Tuesday, May 11, 2010

Meanwhile, in Europe

Well, we had our general elections last Thursday. As is my wont, I didn't bother voting. All 2.5 parties (Conservatives, Labour, and Liberal Democrats) have more or less the same economic policies (kowtowing to the City bankers and speculators) and the same foreign and military policy (kowtowing to the US). The media tried to pump some excitement into the proceedings, and there were three "debates" (I use the term rashly) among the three party bosses (Brown, Cameron, and Clegg). About 40% of the population felt as I did and didn't bother voting. There is also evidence emerging of electoral fraud. No party succeeded in commanding an overall majority, making a coalition mandatory. The markets have been jittery -- not so much because of uncertainty about who will lead (a moot point as all three parties have roughly the same policies) but because the apathy and lack of overall majority mean there is likely to be widespread social unrest as the new government tries to implement draconian spending cuts.

As my friends across the pond doubtless know, it's the same story here in Britain (and Europe generally) as it is in the US: the poor are going to be stripped of what little they have to ensure that the fictitious capital of the rich does not go up in smoke. The European bailout package of 700 billion euros, announced yesterday, is to ensure that the banks of the rich European countries get paid. More can be found here. In addition, Michael Hudson has written an instructive essay, which will repay careful reading. I won't both pasting an excerpt but recommend it in the highest possible terms. Also, in another essay published today, it appears the "markets" are already sceptical about the European bailout package: a trillion dollars might not do the trick (it was in any case only meant to buy time as the structural imbalances remain in place).

This is essentially a class war being waged by high finance against, well, just about everyone else. Here in Britain, one pound in four that the government spends is now being borrowed. There are plans afoot for cuts of a savagery not seen for decades. Somehow the government could stump up hundreds of billions of pounds of aid to banks -- which aid is now on the public balance sheet. But when it comes to public sector spending directed at the majority of the population, everything is fair game.

Finally, let me quote from a recent essay by Greg Moses:

Arcane financial instruments called the Credit Default Swaps (CDS) are finally
explainable on these terms. Invention of the CDS by JP Morgan in 1995 was
a symptom that the system as a whole had gone debt-aholic. The CDS was
the class consciousness of debt pushers acting out
, insuring each other
against the prospect of their junkie clients collapsing from under the weight of
delivered services.

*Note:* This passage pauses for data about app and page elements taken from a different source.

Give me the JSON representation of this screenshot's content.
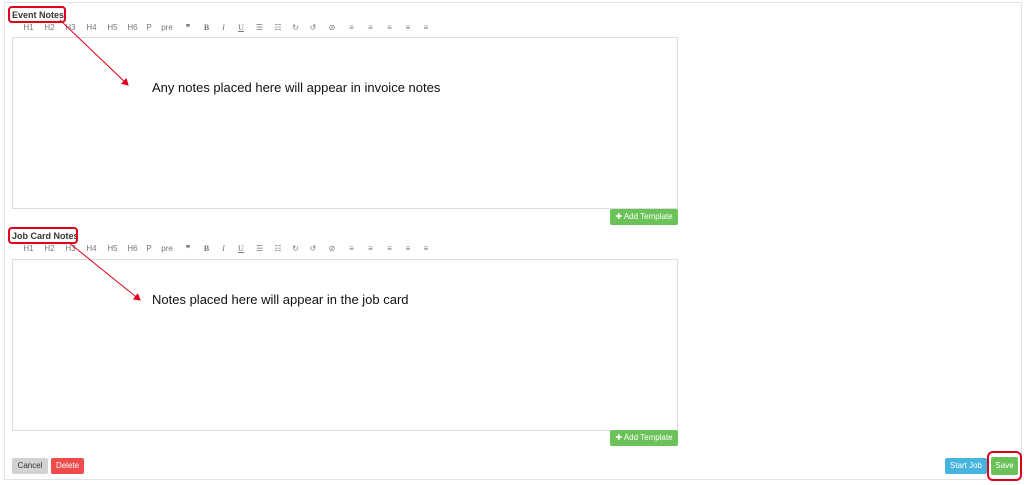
{
  "event_notes": {
    "label": "Event Notes",
    "add_template_label": "Add Template",
    "annotation": "Any notes placed here will appear in invoice notes"
  },
  "job_card_notes": {
    "label": "Job Card Notes",
    "add_template_label": "Add Template",
    "annotation": "Notes placed here will appear in the job card"
  },
  "toolbar": {
    "h1": "H1",
    "h2": "H2",
    "h3": "H3",
    "h4": "H4",
    "h5": "H5",
    "h6": "H6",
    "p": "P",
    "pre": "pre",
    "quote": "❞",
    "bold": "B",
    "italic": "I",
    "underline": "U",
    "ul": "☰",
    "ol": "☷",
    "redo": "↻",
    "undo": "↺",
    "clear": "⊘",
    "align_left": "≡",
    "align_center": "≡",
    "align_right": "≡",
    "indent": "≡",
    "outdent": "≡"
  },
  "footer": {
    "cancel_label": "Cancel",
    "delete_label": "Delete",
    "start_job_label": "Start Job",
    "save_label": "Save"
  },
  "colors": {
    "highlight": "#e0001b",
    "green": "#6ac259",
    "red": "#ee4c4c",
    "blue": "#45b5dd"
  }
}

It seems that as finance has assumed central position ontologically, and as everything else now has a dubious and shadowy character, we cannot even understand the world we inhabit without understanding the intricacies of credit default swaps and interest rate derivatives. This is a version of the "hyperreality" Baudrillard spoke of.

Depressing times we live in. I won't engage in cheap moral outrage -- complete waste of time by armchair radicals and spineless liberals lacking the courage of any true conviction.

I may be back in the United States in a month or two. Britain is now a poorer and more backward version of the USA.


Red Frog said...

Thanks for the info. Excellent post today on Salon.com by John Talbott detailing AA's point about bailing out the Euro-zone banks.

I understand one Green was elected in the UK election - a first. Was anyone to the left of Labour elected? SDLP? Scargill's group?

AA said...

I think one Green made it to Parliament. Don't know about any other group. Incidentally, Labour is not to the left of the Conservatives. There's a pertinent essay in the current edition of New Left Review on why "New Labour" so richly deserves the boot:
Coming back to Europe, a Facebook friend of mine has written an essay on how the Europeans have but put off the day of reckoning:
I found it insightful.